    By Adam Wilmoth, Energy Editor | Updated: 15 hr ago

    Natural gas use for power generation will grow throughout the country over the next 25 years, but for different reasons across different regions, the U.S. Energy Information Administration said this week.

  • Tulsa dentist accused of unsanitary practices surrenders license to state board

    By GINNIE GRAHAM - Tulsa World | Updated: 16 hr ago

    A Tulsa oral surgeon found to have possibly exposed up to 5,000 patients to HIV, hepatitis B and hepatitis C may be permanently barred from practicing as of Friday.

  • 10 books that you were forced to read in junior high, but would change your life now as an adult

    Katelyn Carmen, KSL | Updated: Thu, Aug 21, 2014

    You might be pleasantly surprised to find that the books that you didn't enjoy as a kid are actually fantastic as an adult.

  • More About the Billboard and the Maywood Apartments

    Steve Lackmeyer | Published: Fri, Aug 22, 2014

    Live tweeting at public meetings has its drawbacks. Such was the case at the Downtown Design Review meeting on Thursday. I tweeted out what was said by Mark Tolson, architect on the second phase of the Maywood apartment development. He told the committee that Lamar advertising had refused to consider any changes to a billboard […]

  • Where have baseball's 20-game winners gone?

    Berry Tramel | Published: Fri, Aug 22, 2014

    The Twins’ Phil Hughes, the Athletics’ Scott Kazmir, the Tigers’ Rick Porcello and the Tigers’ Max Scherzer are tied for the American League lead with 14 victories each. Which means they are on pace to finish with 18 wins. More evidence that baseball has changed. Only four times in baseball history — going back to […]

  • Oklahoma Capitol repair bonds authorization begins

    BY THE ASSOCIATED PRESS | Published: Fri, Aug 22, 2014

    Oklahoma officials are beginning the process of authorizing $120 million in bonds to renovate the state’s nearly century-old Capitol. Legislation authorizing a 10-year bond issue to repair the Capitol building goes into effect on Friday, 90 days after it was signed into law by Gov. Mary Fallin. The Oklahoma Capitol Improvement Authority has scheduled a meeting on Monday to begin the process of authorizing bonds to pay for repairs to the Capitol. The 452,000-square-foot Capitol was constructed between 1914 and 1917 for $1.5 million. Now, the building’s facade is crumbling and barricades have cordoned off the south side of the structure since 2011 to prevent visitors from climbing the steps of the south portico

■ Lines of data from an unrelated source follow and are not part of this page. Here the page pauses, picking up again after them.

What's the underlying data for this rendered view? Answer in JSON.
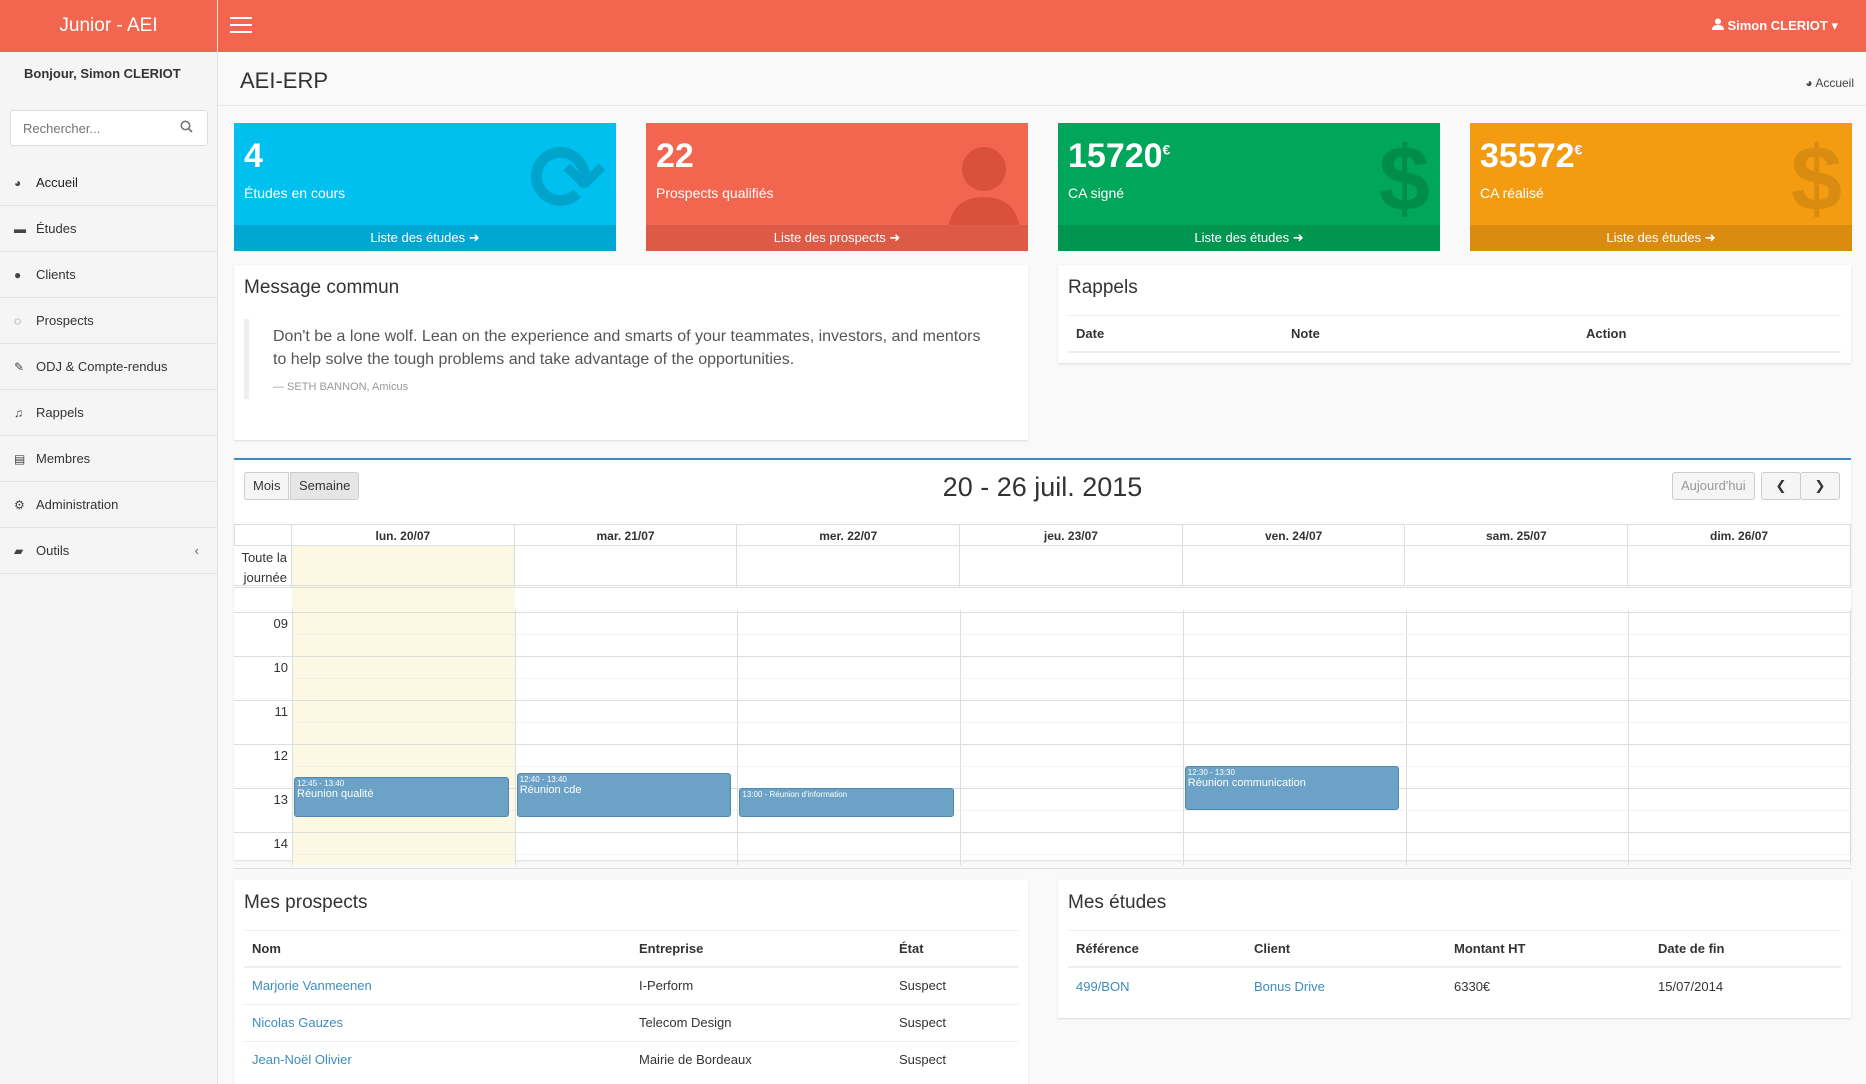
{
  "brand": "Junior - AEI",
  "greeting": "Bonjour, Simon CLERIOT",
  "search": {
    "placeholder": "Rechercher..."
  },
  "sidebar": {
    "items": [
      {
        "label": "Accueil",
        "icon": "dashboard-icon"
      },
      {
        "label": "Études",
        "icon": "briefcase-icon"
      },
      {
        "label": "Clients",
        "icon": "users-icon"
      },
      {
        "label": "Prospects",
        "icon": "comments-icon"
      },
      {
        "label": "ODJ & Compte-rendus",
        "icon": "edit-icon"
      },
      {
        "label": "Rappels",
        "icon": "bell-icon"
      },
      {
        "label": "Membres",
        "icon": "book-icon"
      },
      {
        "label": "Administration",
        "icon": "cogs-icon"
      },
      {
        "label": "Outils",
        "icon": "folder-icon"
      }
    ]
  },
  "topbar": {
    "user": "Simon CLERIOT"
  },
  "header": {
    "title": "AEI-ERP",
    "breadcrumb": "Accueil"
  },
  "stats": [
    {
      "value": "4",
      "unit": "",
      "label": "Études en cours",
      "link": "Liste des études",
      "color": "#00c0ef"
    },
    {
      "value": "22",
      "unit": "",
      "label": "Prospects qualifiés",
      "link": "Liste des prospects",
      "color": "#f26650"
    },
    {
      "value": "15720",
      "unit": "€",
      "label": "CA signé",
      "link": "Liste des études",
      "color": "#00a65a"
    },
    {
      "value": "35572",
      "unit": "€",
      "label": "CA réalisé",
      "link": "Liste des études",
      "color": "#f39c12"
    }
  ],
  "message": {
    "title": "Message commun",
    "quote": "Don't be a lone wolf. Lean on the experience and smarts of your teammates, investors, and mentors to help solve the tough problems and take advantage of the opportunities.",
    "author": "— SETH BANNON, Amicus"
  },
  "rappels": {
    "title": "Rappels",
    "columns": [
      "Date",
      "Note",
      "Action"
    ]
  },
  "calendar": {
    "title": "20 - 26 juil. 2015",
    "btn_month": "Mois",
    "btn_week": "Semaine",
    "btn_today": "Aujourd'hui",
    "allday": "Toute la journée",
    "days": [
      "lun. 20/07",
      "mar. 21/07",
      "mer. 22/07",
      "jeu. 23/07",
      "ven. 24/07",
      "sam. 25/07",
      "dim. 26/07"
    ],
    "hours": [
      "09",
      "10",
      "11",
      "12",
      "13",
      "14"
    ],
    "events": [
      {
        "day": 0,
        "time": "12:45 - 13:40",
        "title": "Réunion qualité",
        "start": 12.75,
        "end": 13.667
      },
      {
        "day": 1,
        "time": "12:40 - 13:40",
        "title": "Réunion cde",
        "start": 12.667,
        "end": 13.667
      },
      {
        "day": 2,
        "time": "13:00 - Réunion d'information",
        "title": "",
        "start": 13.0,
        "end": 13.667
      },
      {
        "day": 4,
        "time": "12:30 - 13:30",
        "title": "Réunion communication",
        "start": 12.5,
        "end": 13.5
      }
    ]
  },
  "prospects": {
    "title": "Mes prospects",
    "columns": [
      "Nom",
      "Entreprise",
      "État"
    ],
    "rows": [
      [
        "Marjorie Vanmeenen",
        "I-Perform",
        "Suspect"
      ],
      [
        "Nicolas Gauzes",
        "Telecom Design",
        "Suspect"
      ],
      [
        "Jean-Noël Olivier",
        "Mairie de Bordeaux",
        "Suspect"
      ]
    ]
  },
  "etudes": {
    "title": "Mes études",
    "columns": [
      "Référence",
      "Client",
      "Montant HT",
      "Date de fin"
    ],
    "rows": [
      [
        "499/BON",
        "Bonus Drive",
        "6330€",
        "15/07/2014"
      ]
    ]
  }
}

  • Bond hearing set for accused Tulsa officer

    BY THE ASSOCIATED PRESS | Published: Fri, Aug 22, 2014

    TULSA — A veteran Tulsa police officer charged in the off-duty fatal shooting of his daughter’s boyfriend earlier this month is set to ask a judge that he be released on bond. Court records indicate attorneys for Shannon Kepler are scheduled to ask a district judge Friday to set bond, saying Kepler is not a flight risk. Kepler pleaded not guilty earlier this week in the Aug. 5 shooting death of 19-year-old Jeremey Lake. Kepler has been held without bond since the shooting and his case is set for a preliminary hearing on Oct. 22. Kepler’s attorney, Richard O’Carroll, said earlier this week that there isn’t one credible witness to the event. Prosecutors countered that it’s improper for attorneys to try

  • MH17 bodies returned as Malaysia battles fallout

    Updated: 18 hr ago

    KUALA LUMPUR, Malaysia (AP) — Carried by soldiers and draped in the national flag, coffins carrying Malaysian victims of Flight MH17 returned home Friday to a country still searching for those onboard another doomed jet and a government battling the political fallout of both tragedies. The bodies and ashes of 20 victims from the Malaysia Airlines jet that was shot down over eastern Ukraine in July were given full military honors and a day of national mourning was declared, the first for civilians in the country's five-decade history. Many people in offices in the nation of 30 million observed a minute's silence as the hearses were driven from the tarmac of Kuala Lumpur International Airport to private funerals.